The first steps he took involved him publicly acknowledging the problems: poor management and weak controls were fuelling corruption, 35 000 properties were unaccounted for and 3 000 poorly managed and expensive leases were draining public money. He also instituted a “turnaround strategy”; including a core team reporting to the director general’s office to address issues and how to fix the department’s deep faults without interrupting services.

What it all means
In his 2012 presidential address, Jannie Pietersen outlined that Trevor Manuel, head of the National Planning Commission and president Jacob Zuma, had both called on South Africans to offer their efforts, time and skills as individuals and citizens of the country to realise that in order to solve our problems, we need to do things differently.

“It is always tempting to believe that throwing money at a problem will solve it. The implication for municipal engineers in South Africa is that we need to change from being “engineers with technical skills” to becoming “engineers for change”. As municipal engineers we have the privilege of being able to improve the lives and well-being of all South Africans particularly the most vulnerable in society: the poorest of the poor and the children – our citizens of tomorrow,” stated Pietersen.

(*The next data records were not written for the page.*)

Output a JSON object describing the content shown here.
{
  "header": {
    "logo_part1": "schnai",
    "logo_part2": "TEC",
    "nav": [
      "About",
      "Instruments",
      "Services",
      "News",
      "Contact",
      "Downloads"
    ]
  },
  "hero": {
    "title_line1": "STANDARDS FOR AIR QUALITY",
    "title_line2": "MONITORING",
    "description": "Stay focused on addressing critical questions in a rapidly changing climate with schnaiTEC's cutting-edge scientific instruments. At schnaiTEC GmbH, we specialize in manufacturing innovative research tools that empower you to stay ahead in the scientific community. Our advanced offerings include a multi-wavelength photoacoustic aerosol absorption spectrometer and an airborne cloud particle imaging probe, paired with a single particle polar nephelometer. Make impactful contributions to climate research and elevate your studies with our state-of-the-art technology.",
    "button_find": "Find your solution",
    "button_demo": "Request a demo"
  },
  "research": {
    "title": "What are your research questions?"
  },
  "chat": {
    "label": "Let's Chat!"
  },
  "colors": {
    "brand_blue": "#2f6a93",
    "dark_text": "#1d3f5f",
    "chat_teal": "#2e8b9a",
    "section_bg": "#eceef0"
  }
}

“IMESA has an important leadership role to play. We can contribute towards positive change in South Africa by changing our own mindset from one of “we are engineers” to a more significant “we are mentors who support municipalities in engineering their own change”. In sharing knowledge we improve skills. In improving skills we enhance the running of our municipalities. In developing the capacity and effectiveness of one municipality at a time, we can transform the lives of many,” maintains Pietersen.

Speaking at the IMESA Conference 2012, Naren Bhojaram, the then president of Consulting Engineers South Africa, outlined how municipal engineers need to re-establish their profession within the challenging confines of the current sector.

Bhojaram outlined the evolution of the municipal engineering fraternity as being strongly influenced by the training of engineers over the past five decades:
1970s and 1980s: municipalities and parastatals were the best training grounds for young engineers
1990s: experienced municipal engineers moved to the private sector and municipalities lost their credibility
2000s: the private sector continued to train young engineers
2010s: Price-based competition has resulted in the private sector reducing training and various interventions for training and development of capacity within local authorities failing. Training of young engineers has become non-existent and the profession itself now an unattractive option for learners.

All of the points are further compounded by the current circumstances in provincial and municipal planning where integrated development plans hinder actual progress as they are often political wish lists. With the rapid urbanisation of South Africa’s cities expected to continue, Bhojaram posed the question: “Why are we building infrastructure that will last 50 years in rural areas?”

Densification of urban areas incorporating integrated solutions should be explored, as should the continued maintenance and expansion of existing urban infrastructure – and these solutions will call for a new generation of experienced municipal engineers devoid of ‘political affiliation’.